Also included in the report are details of a study on the potential risk factors for variant and sporadic CJD and the work of the National Care Team in arranging care and advice to the families of CJD patients.

The main issues highlighted are:

153 cases of definite or probable vCJD had been identified in the UK, with 148 deaths reported up to 31 December 2004. Analysis of the incidence of vCJD onsets and deaths from January 1994 to December 2004 provides statistically significant evidence that a peak in the incidence of vCJD has been passed.

The Transfusion Medicine Epidemiology Review had identified the first case of vCJD associated with blood transfusion in 2003 in which a blood recipient had developed symptoms of vCJD 6 1/2 years after receiving a transfusion of red cells donated 3 1/2 years before the donor developed symptoms of vCJD.

The incidence of vCJD across the UK continues to show a "North - South" difference, although slightly less than previously reported, with a higher incidence being maintained in the North of the UK. The underlying reason for this finding is not clear.
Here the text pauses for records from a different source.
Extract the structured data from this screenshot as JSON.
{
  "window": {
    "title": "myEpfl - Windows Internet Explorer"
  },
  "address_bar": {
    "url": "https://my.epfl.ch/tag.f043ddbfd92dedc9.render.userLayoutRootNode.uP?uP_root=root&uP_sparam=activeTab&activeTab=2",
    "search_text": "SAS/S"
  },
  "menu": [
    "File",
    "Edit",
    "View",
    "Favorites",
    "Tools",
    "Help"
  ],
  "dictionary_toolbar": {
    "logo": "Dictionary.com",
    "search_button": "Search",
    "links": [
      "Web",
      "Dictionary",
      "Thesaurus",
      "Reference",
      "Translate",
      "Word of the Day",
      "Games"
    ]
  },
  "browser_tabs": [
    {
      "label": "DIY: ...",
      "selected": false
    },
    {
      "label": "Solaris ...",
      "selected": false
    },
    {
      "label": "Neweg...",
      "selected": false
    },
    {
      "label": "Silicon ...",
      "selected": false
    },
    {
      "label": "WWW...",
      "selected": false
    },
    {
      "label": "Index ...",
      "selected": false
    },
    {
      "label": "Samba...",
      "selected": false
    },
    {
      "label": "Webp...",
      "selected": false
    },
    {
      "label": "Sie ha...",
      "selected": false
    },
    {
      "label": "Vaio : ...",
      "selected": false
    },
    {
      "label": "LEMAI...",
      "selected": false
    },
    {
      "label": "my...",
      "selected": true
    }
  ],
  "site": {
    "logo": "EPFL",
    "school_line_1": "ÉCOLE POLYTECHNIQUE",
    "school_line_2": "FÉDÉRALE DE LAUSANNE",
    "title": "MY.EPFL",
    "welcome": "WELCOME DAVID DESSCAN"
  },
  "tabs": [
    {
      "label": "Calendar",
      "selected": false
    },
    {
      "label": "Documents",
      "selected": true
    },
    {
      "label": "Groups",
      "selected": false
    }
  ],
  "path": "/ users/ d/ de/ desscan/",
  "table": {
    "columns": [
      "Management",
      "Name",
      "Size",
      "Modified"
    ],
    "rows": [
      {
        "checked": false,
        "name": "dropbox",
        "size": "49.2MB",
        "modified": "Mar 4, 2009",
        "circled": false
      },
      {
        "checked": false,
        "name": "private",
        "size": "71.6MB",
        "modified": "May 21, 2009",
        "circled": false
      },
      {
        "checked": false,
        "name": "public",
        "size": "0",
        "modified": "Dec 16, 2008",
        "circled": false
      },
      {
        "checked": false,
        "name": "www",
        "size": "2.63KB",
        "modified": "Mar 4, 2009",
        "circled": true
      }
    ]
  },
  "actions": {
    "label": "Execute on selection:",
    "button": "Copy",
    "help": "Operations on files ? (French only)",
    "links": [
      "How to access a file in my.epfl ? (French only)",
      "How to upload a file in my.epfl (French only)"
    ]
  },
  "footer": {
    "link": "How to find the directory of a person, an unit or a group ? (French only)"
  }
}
It remains the case that the only statistically significant geographic cluster of vCJD cases in the UK was in Leicestershire. This cluster was first identified in July 2000. All geographically associated cases of vCJD are considered for investigation according to a protocol which involves the NCJDSU, the Health Protection Agency, The Scottish Centre for Infection and Environmental Health (SCIEH), and local public health physicians.

There is no evidence of any difference between the UK and other European countries in the incidence of sporadic CJD, nor any significant variation in recorded mortality within the UK.

The NCJDSU is jointly funded by the Department of Health and the Scottish Executive Health Department.

The report is available on the NCJDSU website at